The shareholders meeting, called by Ho Hup’s former managing director Datuk Low Tuck Choy, among other things, calls for the removal of the entire board, except for one member.

Low is at loggerheads with Ho Hup’s current board associated with deputy executive chairman Datuk Vincent Lye. Both sides have had heated exchanges through the media.

As a matter of fact, just four days before Ho Hup’s board announced that it would revise its restructuring scheme to make it less painful for shareholders, it had on Jan 18 issued a statement slamming an alternative restructuring scheme proposed by Low.

In the Jan 18 statement, the board had insisted that its original scheme, comprising a steep 95% capital reduction, offers a comprehensive “one-off” total solution to Ho Hup’s current problems. It also said it had “acted in the best interest of all stakeholders in the company in the efforts in restructuring the operation and financial condition of Ho Hup”.

Now, just a week later, the board has changed its mind. Wonder what happened in the days between that prompted the reversal in decision?

Timely disclosure necessary The way some companies carry out their private placement exercises gives rise to some unanswered questions. Take Notion Vtec Bhd’s private placement, which was announced last October and only completed last week with the announcement that the shares have been placed out to Nikon Corp after months of speculation. In the meantime, its share price rose from RM2.52 from the time the exercise was first announced to as high as RM3.52 on Jan 15.

The placement price of RM2.44 was only made known on Jan 6 — a 10% discount from the volume weighted average market price for the five earlier market days.

In Three-A Resources Bhd’s case, it disclosed all the salient information in the same filing when it announced its private placement exercise, including the placee.
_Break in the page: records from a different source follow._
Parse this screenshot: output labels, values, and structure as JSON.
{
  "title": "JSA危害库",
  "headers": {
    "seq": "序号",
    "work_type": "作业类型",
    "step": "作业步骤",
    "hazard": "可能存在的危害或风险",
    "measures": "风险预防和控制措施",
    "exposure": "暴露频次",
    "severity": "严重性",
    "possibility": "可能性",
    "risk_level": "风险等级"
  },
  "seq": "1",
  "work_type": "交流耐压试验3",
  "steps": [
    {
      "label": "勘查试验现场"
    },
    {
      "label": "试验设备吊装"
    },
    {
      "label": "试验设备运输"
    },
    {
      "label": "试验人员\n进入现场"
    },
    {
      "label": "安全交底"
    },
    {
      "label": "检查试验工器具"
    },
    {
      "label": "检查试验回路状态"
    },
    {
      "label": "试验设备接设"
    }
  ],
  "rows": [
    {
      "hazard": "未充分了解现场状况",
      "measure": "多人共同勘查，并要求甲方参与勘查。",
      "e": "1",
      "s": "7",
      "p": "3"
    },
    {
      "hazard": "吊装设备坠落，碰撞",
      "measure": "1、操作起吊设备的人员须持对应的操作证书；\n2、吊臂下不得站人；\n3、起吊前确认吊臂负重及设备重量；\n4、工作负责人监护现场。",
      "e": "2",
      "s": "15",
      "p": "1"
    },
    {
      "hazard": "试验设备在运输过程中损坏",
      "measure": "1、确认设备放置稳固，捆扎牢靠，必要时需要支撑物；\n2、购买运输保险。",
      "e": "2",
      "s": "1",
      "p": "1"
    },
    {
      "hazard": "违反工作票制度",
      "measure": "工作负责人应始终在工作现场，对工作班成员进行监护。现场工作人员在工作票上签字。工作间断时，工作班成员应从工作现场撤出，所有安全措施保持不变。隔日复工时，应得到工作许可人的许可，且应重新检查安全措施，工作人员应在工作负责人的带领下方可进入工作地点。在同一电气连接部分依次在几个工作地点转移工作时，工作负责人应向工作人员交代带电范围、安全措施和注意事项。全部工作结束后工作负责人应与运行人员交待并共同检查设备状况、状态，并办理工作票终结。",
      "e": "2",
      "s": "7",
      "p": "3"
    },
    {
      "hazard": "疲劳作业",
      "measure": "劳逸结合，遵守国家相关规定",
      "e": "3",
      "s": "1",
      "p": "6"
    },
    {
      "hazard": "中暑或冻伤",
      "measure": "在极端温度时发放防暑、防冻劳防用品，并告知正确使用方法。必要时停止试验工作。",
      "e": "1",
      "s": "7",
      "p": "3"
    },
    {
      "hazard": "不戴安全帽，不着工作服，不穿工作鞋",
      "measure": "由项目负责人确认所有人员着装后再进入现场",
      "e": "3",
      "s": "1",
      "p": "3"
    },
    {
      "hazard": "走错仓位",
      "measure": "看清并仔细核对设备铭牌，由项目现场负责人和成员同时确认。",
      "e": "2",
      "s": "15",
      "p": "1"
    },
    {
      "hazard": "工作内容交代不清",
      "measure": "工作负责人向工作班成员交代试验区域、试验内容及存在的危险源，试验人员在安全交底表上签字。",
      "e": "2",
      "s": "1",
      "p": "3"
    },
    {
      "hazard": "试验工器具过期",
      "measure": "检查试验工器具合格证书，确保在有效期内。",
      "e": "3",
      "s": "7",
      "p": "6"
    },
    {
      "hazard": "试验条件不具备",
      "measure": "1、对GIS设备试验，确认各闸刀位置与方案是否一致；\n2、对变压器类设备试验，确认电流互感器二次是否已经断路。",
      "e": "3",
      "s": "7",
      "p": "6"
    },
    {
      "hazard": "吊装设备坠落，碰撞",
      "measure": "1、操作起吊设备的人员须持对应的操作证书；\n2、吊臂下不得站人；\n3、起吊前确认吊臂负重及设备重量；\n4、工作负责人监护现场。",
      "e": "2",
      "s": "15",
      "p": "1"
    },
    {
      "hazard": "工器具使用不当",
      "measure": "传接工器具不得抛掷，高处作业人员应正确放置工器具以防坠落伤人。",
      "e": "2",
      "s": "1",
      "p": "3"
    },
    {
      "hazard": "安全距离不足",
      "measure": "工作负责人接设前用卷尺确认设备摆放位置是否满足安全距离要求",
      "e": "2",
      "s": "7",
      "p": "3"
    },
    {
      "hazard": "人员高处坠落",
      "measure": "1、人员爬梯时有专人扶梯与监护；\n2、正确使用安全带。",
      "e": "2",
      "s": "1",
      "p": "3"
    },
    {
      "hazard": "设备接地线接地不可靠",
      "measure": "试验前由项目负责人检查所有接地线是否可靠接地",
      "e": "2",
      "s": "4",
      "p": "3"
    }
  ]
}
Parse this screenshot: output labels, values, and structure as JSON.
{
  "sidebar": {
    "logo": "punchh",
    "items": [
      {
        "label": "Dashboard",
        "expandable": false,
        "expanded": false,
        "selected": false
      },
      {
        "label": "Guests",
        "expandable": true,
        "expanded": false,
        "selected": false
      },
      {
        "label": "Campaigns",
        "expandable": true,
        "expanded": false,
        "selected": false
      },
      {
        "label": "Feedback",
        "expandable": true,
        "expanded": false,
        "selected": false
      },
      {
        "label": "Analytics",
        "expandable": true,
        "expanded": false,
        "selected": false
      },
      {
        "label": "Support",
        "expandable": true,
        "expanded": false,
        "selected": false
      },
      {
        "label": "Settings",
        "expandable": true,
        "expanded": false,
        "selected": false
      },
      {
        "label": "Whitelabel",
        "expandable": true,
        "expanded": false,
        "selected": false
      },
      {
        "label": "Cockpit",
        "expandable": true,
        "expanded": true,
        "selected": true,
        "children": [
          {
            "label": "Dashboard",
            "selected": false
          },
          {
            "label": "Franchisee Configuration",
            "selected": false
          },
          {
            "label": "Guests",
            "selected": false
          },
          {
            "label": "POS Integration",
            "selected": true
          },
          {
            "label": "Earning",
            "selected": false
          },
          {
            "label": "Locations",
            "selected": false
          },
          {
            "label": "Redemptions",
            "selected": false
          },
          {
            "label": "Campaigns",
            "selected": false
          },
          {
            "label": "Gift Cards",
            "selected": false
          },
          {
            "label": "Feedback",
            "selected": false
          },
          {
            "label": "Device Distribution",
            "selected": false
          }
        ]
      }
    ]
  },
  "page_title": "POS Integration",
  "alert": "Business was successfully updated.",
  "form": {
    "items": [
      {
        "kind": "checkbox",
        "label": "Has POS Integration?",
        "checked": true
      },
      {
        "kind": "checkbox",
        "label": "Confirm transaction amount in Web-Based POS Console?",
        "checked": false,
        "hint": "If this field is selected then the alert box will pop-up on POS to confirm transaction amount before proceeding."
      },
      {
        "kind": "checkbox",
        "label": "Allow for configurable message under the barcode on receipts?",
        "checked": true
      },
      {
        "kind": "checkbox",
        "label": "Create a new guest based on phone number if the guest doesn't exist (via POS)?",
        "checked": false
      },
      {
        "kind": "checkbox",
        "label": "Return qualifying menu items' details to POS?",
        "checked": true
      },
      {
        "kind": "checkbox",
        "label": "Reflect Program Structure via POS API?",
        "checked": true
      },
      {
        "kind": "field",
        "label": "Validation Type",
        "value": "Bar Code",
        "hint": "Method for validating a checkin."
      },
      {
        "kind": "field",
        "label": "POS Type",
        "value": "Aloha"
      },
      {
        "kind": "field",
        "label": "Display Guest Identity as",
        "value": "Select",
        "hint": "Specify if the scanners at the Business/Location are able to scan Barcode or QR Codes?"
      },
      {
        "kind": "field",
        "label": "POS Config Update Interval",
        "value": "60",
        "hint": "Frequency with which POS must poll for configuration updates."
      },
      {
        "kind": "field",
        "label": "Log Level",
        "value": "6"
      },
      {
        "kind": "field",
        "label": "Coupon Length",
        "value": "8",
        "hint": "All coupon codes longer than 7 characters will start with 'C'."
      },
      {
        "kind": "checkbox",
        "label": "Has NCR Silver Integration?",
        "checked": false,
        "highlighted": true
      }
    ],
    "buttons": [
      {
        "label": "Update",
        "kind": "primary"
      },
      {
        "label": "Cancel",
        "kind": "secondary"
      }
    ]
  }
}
In its announcement on Oct 5, 2009, Three-A revealed that Wilmar International Ltd was taking up the shares at an issue price of RM0.75 per share, at a 12.63% discount. Nevertheless, by the time the exercise was completed, its share price had risen 52.1%.

Mudajaya Group Bhd’s private placement exercise, which was announced on Jan 6 this year, is a better example. Very quickly, within two weeks, the book building was completed and shares allocated to investors. The issue price was fixed at RM4.80 per share, representing just 4% discount from the five-day volume weighted average price. During this time, its share price barely moved.

The point is, such exercises should be expedited. Sensitive information should be disclosed to all or not at all. In Notion’s case, rumours of Nikon taking a stake had been rife in the market for months before the company finally confirmed the fact. Ambiguity over the issue price likely added fuel to the uptrend in its share price. True to the adage “buy on rumour, sell on news”, Notion’s share price fell after the company confirmed Nikon's investment. 

One can’t help but wonder who are the beneficiaries of such cloak-and-dagger treatment of information.

This article appeared in Capital page of The Edge Malaysia, Issue 790, Jan 25-31, 2010.